Take the 2-minute tour ×
Super User is a question and answer site for computer enthusiasts and power users. It's 100% free, no registration required.

Currently, every day before I start work, I complete the following procedure:

  • ssh to the production server
  • gzip our daily database dump file
  • scp the gzipped dump file over to my computer
  • gunzip the dump file
  • dropdb mydatabase
  • createdb mydatabase
  • psql mydatabase < dump.sql

Is it possible (I'm sure it is) to automate this process on Mac OSX? This way it is done by the time I get to work in the morning. If so, what is the quickest and easiest way?

share|improve this question
    
comment from Jim: This question might be better suited for ServerFault.com. –  quack quixote May 8 '10 at 2:38
add comment

2 Answers

up vote 1 down vote accepted

I would set this up as a couple shell scripts run by cron.

On the server, set up a job to gzip the db dump file and copies it to a known location like /home/russ/backups/latest.gz. Schedule this script to run via cron so that it finishes with at least 30 minutes to spare before the client job runs.

The client side script would do rest -- all the client side stuff.

If you want to be more mac-like, you'll run your client side script via launchd instead of cron, but cron should work fine also.

If you don't already have the skills to do this, I think this is a great project to help you learn shell scripting and cron scheduling.

share|improve this answer
    
i couldn't find a crontab file on the mac, i usually use cron on our servers and that would e fine. Is it as simple as creating a file called /etc/crontab or is there more to it? –  Russ Bradberry May 7 '10 at 21:07
    
You should use the crontab command to create the crontab file... got that? Modern versions of cron prefer this method. It locks the file while it's being edited and triggers the cron daemon to reload after it's been saved. I found this link that describes itself as "a quick and simple guide to crontab usage" and that looks right: crontabrocks.org –  Doug Harris May 7 '10 at 21:22
add comment

You can use Expect for the job. This program can start jobs, and send input to the process based on the output it gets.

share|improve this answer
add comment

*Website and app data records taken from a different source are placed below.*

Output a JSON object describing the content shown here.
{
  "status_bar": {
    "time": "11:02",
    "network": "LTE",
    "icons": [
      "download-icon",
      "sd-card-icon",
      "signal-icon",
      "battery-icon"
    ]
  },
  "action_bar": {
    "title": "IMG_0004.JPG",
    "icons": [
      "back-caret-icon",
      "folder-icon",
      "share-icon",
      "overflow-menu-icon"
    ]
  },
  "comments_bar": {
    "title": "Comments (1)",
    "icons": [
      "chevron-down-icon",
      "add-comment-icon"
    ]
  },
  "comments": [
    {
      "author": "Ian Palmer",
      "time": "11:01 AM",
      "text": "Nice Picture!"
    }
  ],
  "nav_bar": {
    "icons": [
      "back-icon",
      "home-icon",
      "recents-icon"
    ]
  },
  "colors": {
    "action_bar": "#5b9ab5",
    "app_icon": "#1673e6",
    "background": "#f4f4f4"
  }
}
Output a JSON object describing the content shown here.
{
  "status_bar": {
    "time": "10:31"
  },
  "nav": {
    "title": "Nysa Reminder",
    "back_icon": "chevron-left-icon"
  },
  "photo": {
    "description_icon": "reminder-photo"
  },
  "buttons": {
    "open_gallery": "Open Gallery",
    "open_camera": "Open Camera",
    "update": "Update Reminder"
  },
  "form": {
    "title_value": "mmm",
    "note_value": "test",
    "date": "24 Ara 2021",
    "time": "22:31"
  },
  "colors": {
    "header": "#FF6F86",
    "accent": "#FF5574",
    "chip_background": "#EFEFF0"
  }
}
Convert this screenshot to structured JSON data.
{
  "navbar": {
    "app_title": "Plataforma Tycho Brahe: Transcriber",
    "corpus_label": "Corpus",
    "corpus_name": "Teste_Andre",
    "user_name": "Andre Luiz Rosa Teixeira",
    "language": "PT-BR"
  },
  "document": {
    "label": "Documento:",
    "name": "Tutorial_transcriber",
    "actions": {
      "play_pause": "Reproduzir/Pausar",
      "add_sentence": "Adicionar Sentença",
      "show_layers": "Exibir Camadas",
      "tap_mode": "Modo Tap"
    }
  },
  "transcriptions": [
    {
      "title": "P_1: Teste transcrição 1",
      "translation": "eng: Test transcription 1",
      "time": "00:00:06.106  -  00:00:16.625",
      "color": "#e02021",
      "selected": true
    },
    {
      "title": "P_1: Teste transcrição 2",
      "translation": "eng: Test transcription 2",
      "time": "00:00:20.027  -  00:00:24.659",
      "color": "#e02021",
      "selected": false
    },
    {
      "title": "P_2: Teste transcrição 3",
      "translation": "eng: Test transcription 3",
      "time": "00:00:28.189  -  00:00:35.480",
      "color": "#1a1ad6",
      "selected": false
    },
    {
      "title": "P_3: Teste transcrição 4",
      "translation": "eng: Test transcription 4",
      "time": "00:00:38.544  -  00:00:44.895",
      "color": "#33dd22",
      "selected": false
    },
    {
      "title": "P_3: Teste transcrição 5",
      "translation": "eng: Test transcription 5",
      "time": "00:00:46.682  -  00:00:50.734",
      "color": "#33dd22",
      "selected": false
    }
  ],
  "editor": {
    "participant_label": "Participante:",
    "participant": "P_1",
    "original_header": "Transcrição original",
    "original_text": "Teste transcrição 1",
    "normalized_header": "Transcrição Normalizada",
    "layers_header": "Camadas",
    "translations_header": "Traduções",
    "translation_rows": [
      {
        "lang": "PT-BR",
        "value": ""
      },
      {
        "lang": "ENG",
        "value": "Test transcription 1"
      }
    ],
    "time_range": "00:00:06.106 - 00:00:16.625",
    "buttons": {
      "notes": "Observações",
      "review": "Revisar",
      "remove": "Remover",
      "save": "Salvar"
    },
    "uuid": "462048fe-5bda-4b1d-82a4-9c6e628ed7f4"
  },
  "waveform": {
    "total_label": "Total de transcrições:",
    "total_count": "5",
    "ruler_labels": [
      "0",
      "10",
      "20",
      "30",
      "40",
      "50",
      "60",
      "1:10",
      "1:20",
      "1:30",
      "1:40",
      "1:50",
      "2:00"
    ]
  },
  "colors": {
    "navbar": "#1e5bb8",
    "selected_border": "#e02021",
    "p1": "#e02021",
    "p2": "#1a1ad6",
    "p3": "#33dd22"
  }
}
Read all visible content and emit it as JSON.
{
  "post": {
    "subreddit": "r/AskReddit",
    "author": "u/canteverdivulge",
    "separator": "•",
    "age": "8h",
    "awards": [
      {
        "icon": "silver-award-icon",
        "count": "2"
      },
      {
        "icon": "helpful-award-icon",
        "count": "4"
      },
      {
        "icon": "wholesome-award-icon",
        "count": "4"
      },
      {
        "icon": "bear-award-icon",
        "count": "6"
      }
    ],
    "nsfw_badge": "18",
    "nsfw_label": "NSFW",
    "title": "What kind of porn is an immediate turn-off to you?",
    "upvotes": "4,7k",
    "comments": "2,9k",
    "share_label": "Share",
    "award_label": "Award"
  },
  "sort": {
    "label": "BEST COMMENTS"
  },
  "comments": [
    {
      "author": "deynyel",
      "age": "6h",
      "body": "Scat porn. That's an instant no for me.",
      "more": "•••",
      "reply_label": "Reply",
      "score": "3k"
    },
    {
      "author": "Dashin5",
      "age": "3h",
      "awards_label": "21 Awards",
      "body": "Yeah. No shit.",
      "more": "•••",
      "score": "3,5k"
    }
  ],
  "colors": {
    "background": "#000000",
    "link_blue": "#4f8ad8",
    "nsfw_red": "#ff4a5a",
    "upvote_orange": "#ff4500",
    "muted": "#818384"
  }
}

Your Answer

 
discard

By posting your answer, you agree to the privacy policy and terms of service.

Not the answer you're looking for? Browse other questions tagged or ask your own question.